> **ABOUT THIS TASK**
Your answer should be the records below, written out exactly.

> **DATA SHOWN**
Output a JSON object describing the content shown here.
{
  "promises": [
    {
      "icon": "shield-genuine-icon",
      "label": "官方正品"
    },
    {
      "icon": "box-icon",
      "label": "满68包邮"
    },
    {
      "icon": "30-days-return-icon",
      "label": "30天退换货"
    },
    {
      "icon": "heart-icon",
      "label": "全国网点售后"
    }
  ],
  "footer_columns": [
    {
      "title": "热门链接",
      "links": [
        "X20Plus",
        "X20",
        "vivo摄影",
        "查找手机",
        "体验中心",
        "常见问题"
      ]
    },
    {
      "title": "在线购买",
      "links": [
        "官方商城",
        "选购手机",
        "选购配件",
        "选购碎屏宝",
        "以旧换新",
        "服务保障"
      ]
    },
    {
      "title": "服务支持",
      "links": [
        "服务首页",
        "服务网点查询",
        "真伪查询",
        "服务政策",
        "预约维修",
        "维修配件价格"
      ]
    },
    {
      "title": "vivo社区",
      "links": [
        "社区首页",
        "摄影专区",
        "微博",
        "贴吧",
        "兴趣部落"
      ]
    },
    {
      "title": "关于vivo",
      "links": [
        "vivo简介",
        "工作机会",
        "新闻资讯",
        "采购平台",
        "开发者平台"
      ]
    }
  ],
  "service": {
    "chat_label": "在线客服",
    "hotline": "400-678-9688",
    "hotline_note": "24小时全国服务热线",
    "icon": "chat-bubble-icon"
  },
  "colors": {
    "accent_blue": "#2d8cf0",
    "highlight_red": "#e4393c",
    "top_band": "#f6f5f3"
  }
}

> **SOLUTION FOR THIS EXERCISE**
Output a JSON object describing the content shown here.
{
  "promises": [
    {
      "icon": "shield-genuine-icon",
      "label": "官方正品"
    },
    {
      "icon": "box-icon",
      "label": "满68包邮"
    },
    {
      "icon": "30-days-return-icon",
      "label": "30天退换货"
    },
    {
      "icon": "heart-icon",
      "label": "全国网点售后"
    }
  ],
  "footer_columns": [
    {
      "title": "热门链接",
      "links": [
        "X20Plus",
        "X20",
        "vivo摄影",
        "查找手机",
        "体验中心",
        "常见问题"
      ]
    },
    {
      "title": "在线购买",
      "links": [
        "官方商城",
        "选购手机",
        "选购配件",
        "选购碎屏宝",
        "以旧换新",
        "服务保障"
      ]
    },
    {
      "title": "服务支持",
      "links": [
        "服务首页",
        "服务网点查询",
        "真伪查询",
        "服务政策",
        "预约维修",
        "维修配件价格"
      ]
    },
    {
      "title": "vivo社区",
      "links": [
        "社区首页",
        "摄影专区",
        "微博",
        "贴吧",
        "兴趣部落"
      ]
    },
    {
      "title": "关于vivo",
      "links": [
        "vivo简介",
        "工作机会",
        "新闻资讯",
        "采购平台",
        "开发者平台"
      ]
    }
  ],
  "service": {
    "chat_label": "在线客服",
    "hotline": "400-678-9688",
    "hotline_note": "24小时全国服务热线",
    "icon": "chat-bubble-icon"
  },
  "colors": {
    "accent_blue": "#2d8cf0",
    "highlight_red": "#e4393c",
    "top_band": "#f6f5f3"
  }
}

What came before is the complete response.